This album is all about making peace with yourself, or finding it altogether. It is okay to “do” – just make sure you take time to really know yourself. To be alone with yourself, and understand who you are at your core being.
That is how you will find peace within. That is why the album is a question: “b?” – it’s not a command; more so an invitation to yourself for self-discovery.
What’s different about this album?
Well, first off, it's pretty long (laughs), but through all 17 songs, we tried to experiment through different sounds, tempo changes, and to just create music we wanted to hear.
It’s crazy because there is a whole group of songs that still didn’t make it onto the album. If it wasn’t for Frantz, this album would be 30 songs long if I could have my way.
I think with this album, we really tried to lay down the Hoax sound while also trying to refresh it. Truthfully, I think we are inspired by so many artistes and musical styles – the one thing you can always expect is for us to not do the same thing twice.
Where do you draw your inspirations from when it comes to sound?
All over. As I get older, I find I am more inspired by moods, themes, and ideas even more than other music.
On this album, Frantz and I had numerous conversations about the human condition, the curse of consciousness, if time actually exists or is man-made, why death is so hard to bear, and more.
All of this firstly bleeds into the lyricism, then the job becomes making sense of the lyrics to create the colour palette for the auditory picture we are trying to create.
That being said, I've recently been very inspired by the lyrics of Frank Ocean, Father John Misty, FKA Twigs, Weyes Blood, Sharon Van Etton, and probably a bunch of other artists I am forgetting right now.
Let’s talk about the incredible cover artwork you have been coming out with. Who is the designer?
I do all the graphic design work, and most of the images are directly inspired by the Mexican card game, Loteria – the idea being that with all the themes and ideas explored through b?, life can feel chaotic and random, much like a game of chance like bingo or Loteria.

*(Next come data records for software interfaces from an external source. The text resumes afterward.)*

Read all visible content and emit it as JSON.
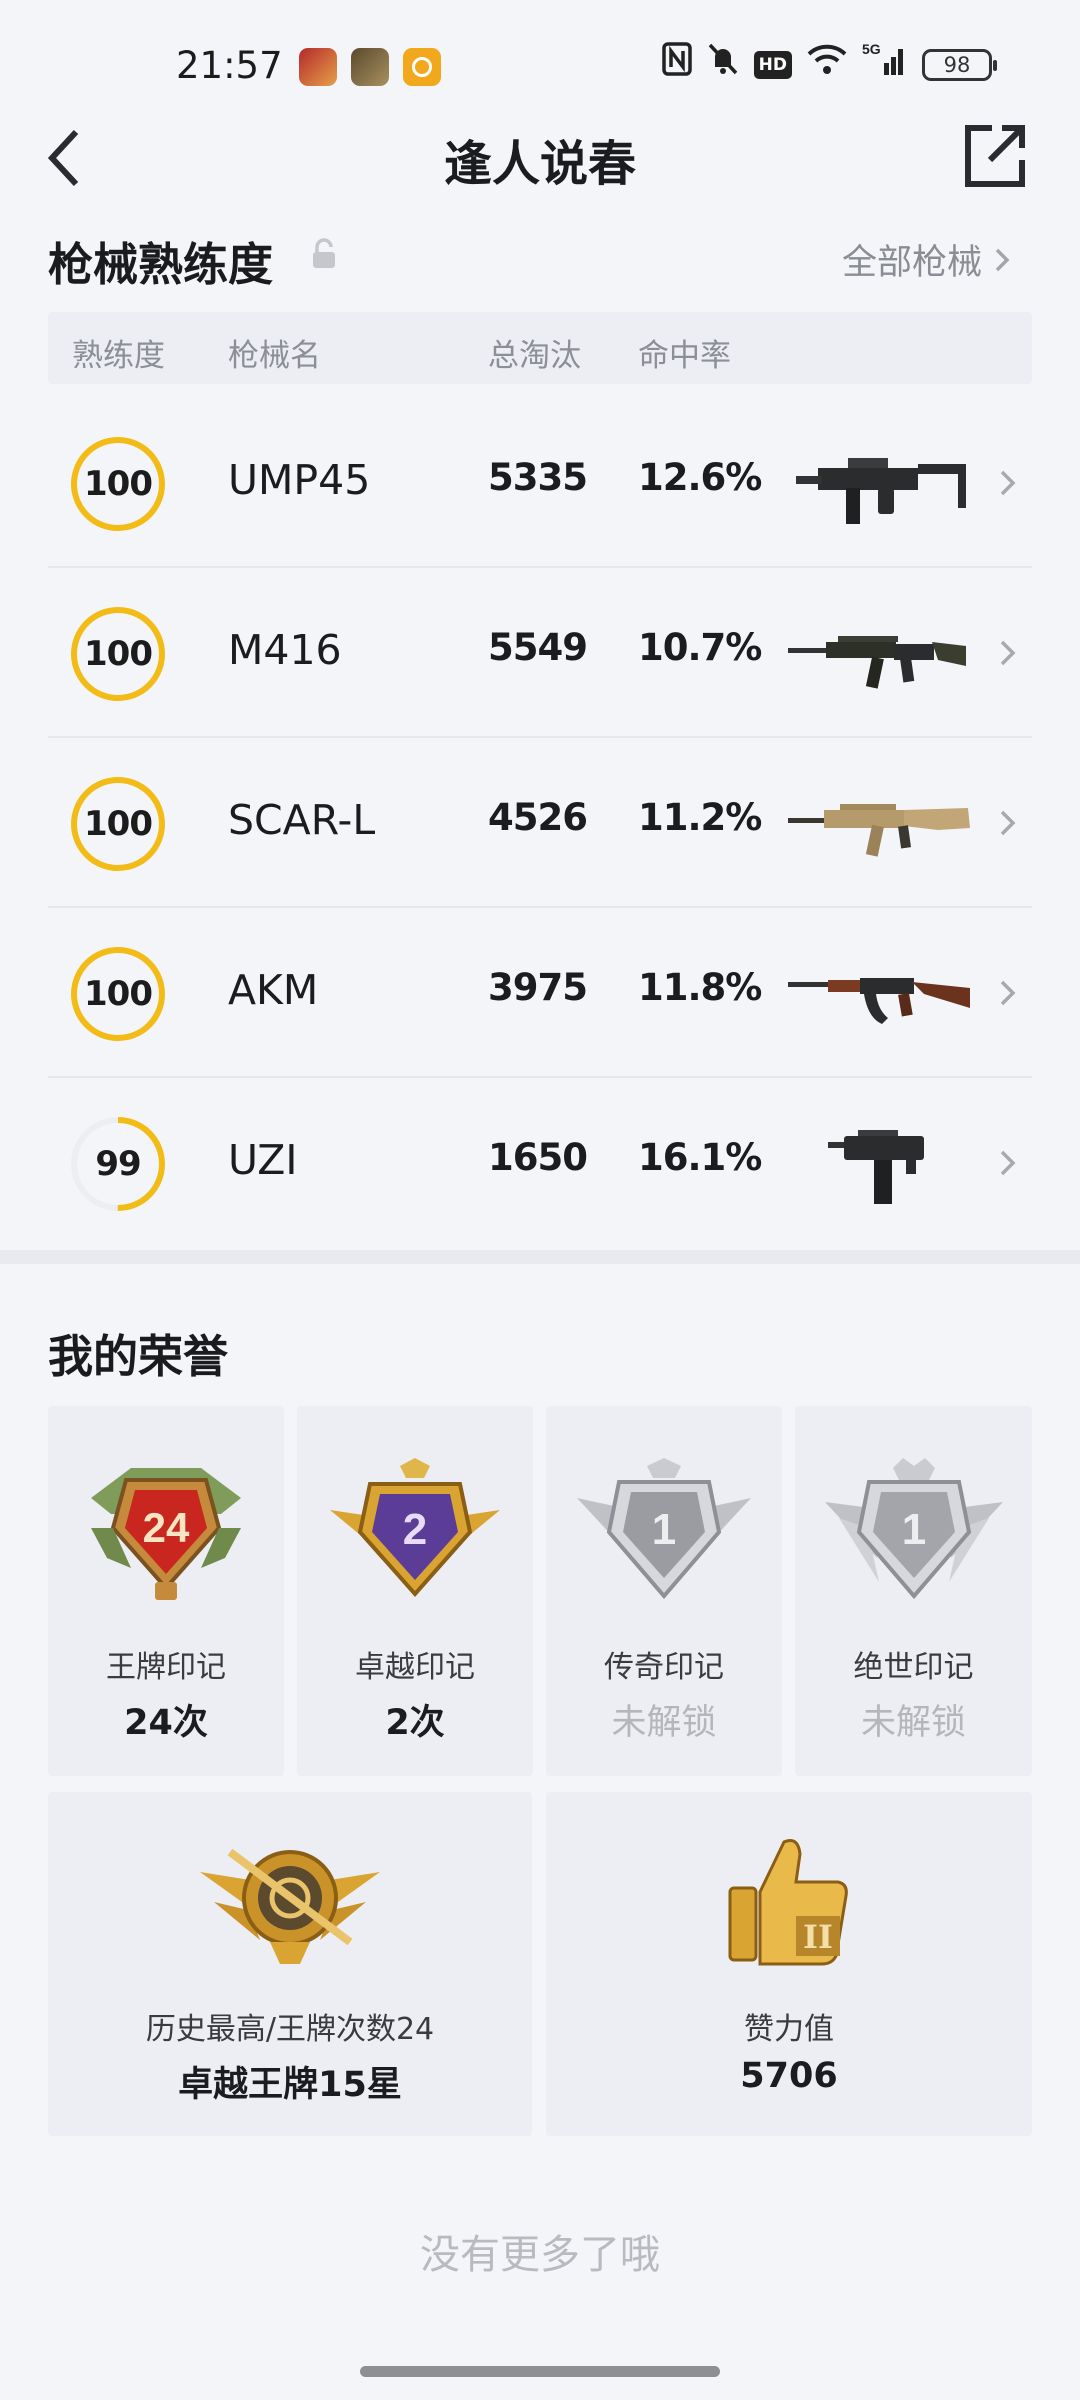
{
  "status_bar": {
    "time": "21:57",
    "network": "5G",
    "hd": "HD",
    "battery": "98"
  },
  "header": {
    "title": "逢人说春"
  },
  "weapons_section": {
    "title": "枪械熟练度",
    "all_link": "全部枪械",
    "columns": [
      "熟练度",
      "枪械名",
      "总淘汰",
      "命中率"
    ],
    "rows": [
      {
        "mastery": "100",
        "mastery_pct": 100,
        "name": "UMP45",
        "kills": "5335",
        "accuracy": "12.6%",
        "gun": "smg"
      },
      {
        "mastery": "100",
        "mastery_pct": 100,
        "name": "M416",
        "kills": "5549",
        "accuracy": "10.7%",
        "gun": "rifle-dark"
      },
      {
        "mastery": "100",
        "mastery_pct": 100,
        "name": "SCAR-L",
        "kills": "4526",
        "accuracy": "11.2%",
        "gun": "rifle-tan"
      },
      {
        "mastery": "100",
        "mastery_pct": 100,
        "name": "AKM",
        "kills": "3975",
        "accuracy": "11.8%",
        "gun": "ak"
      },
      {
        "mastery": "99",
        "mastery_pct": 50,
        "name": "UZI",
        "kills": "1650",
        "accuracy": "16.1%",
        "gun": "uzi"
      }
    ]
  },
  "honors_section": {
    "title": "我的荣誉",
    "badges": [
      {
        "label": "王牌印记",
        "value": "24次",
        "badge_number": "24",
        "locked": false,
        "icon": "ace-badge-icon"
      },
      {
        "label": "卓越印记",
        "value": "2次",
        "badge_number": "2",
        "locked": false,
        "icon": "excellence-badge-icon"
      },
      {
        "label": "传奇印记",
        "value": "未解锁",
        "badge_number": "1",
        "locked": true,
        "icon": "legend-badge-icon"
      },
      {
        "label": "绝世印记",
        "value": "未解锁",
        "badge_number": "1",
        "locked": true,
        "icon": "peerless-badge-icon"
      }
    ],
    "history": {
      "label": "历史最高/王牌次数24",
      "value": "卓越王牌15星"
    },
    "likes": {
      "label": "赞力值",
      "value": "5706"
    }
  },
  "footer": {
    "no_more": "没有更多了哦"
  },
  "colors": {
    "ring": "#f2bb16",
    "ring_track": "#eceef2",
    "background": "#f4f5f9",
    "gold": "#d9a431",
    "silver": "#a9abb0"
  }
}
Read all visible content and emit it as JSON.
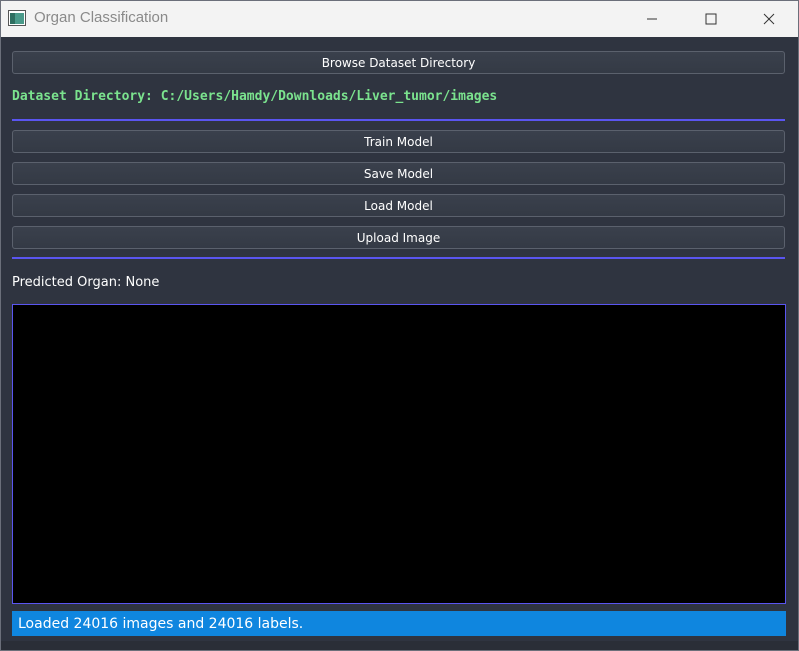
{
  "window": {
    "title": "Organ Classification"
  },
  "toolbar": {
    "browse_label": "Browse Dataset Directory",
    "train_label": "Train Model",
    "save_label": "Save Model",
    "load_label": "Load Model",
    "upload_label": "Upload Image"
  },
  "dataset": {
    "directory_text": "Dataset Directory: C:/Users/Hamdy/Downloads/Liver_tumor/images"
  },
  "prediction": {
    "text": "Predicted Organ: None"
  },
  "status": {
    "message": "Loaded 24016 images and 24016 labels."
  },
  "colors": {
    "background": "#2f3440",
    "accent_separator": "#5a55f0",
    "dataset_text": "#7be38e",
    "status_bar": "#0f86df",
    "image_area": "#000000"
  },
  "icons": {
    "app": "app-window-icon",
    "minimize": "minimize-icon",
    "maximize": "maximize-icon",
    "close": "close-icon"
  }
}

The idea, though, is that there are things you can do to not feel so random, small, and meaningless, and the songs on b? explore some of those themes, like unconditional love, our relationship with time, our comprehension of life and death, and, well, I’ll let the album explain the rest.
Which Hoax song do you think best represents what you guys do? Is there one that’s the most meaningful?
If we are going with a song that is already released, I would say either “Pretty”, “Barely” or “More Than You Know”. They just really capture the full range of our sound, I feel, and the different extents of the lyrical style.
If we are talking from the new album, I would say “Drew”, “b?” (the title track of the album), and “5” – and I would pick those songs for the same reason (laughs).
If b? were a film, what would it be and why?
I think it would be a sci-fi drama where the focus isn’t so much on the otherworldly technologies, aliens, or future, but rather focus on the complications from living through that world and how humans feel out of touch with reality, how they feel about their mortality, and if we are living in a simulation.
Something similar to Westworld (the show) or Aniara (the film).
What else do you want to do or achieve before the year ends?
We have a couple of really cool album release parties that we are hosting for the album, and even though the album is finished, we are writing so much these days that we want to get some of those new songs finalised as well. Then, we will be planning our tour, which is long overdue.
Cover Credit: Alejandro Pena
Writer | Kevin Yeoh
When he isn’t making sure Sound of Life stories are published in a timely manner, Kevin enjoys wandering aimlessly in Kuala Lumpur city, going down the YouTube rabbit hole and discovering new music.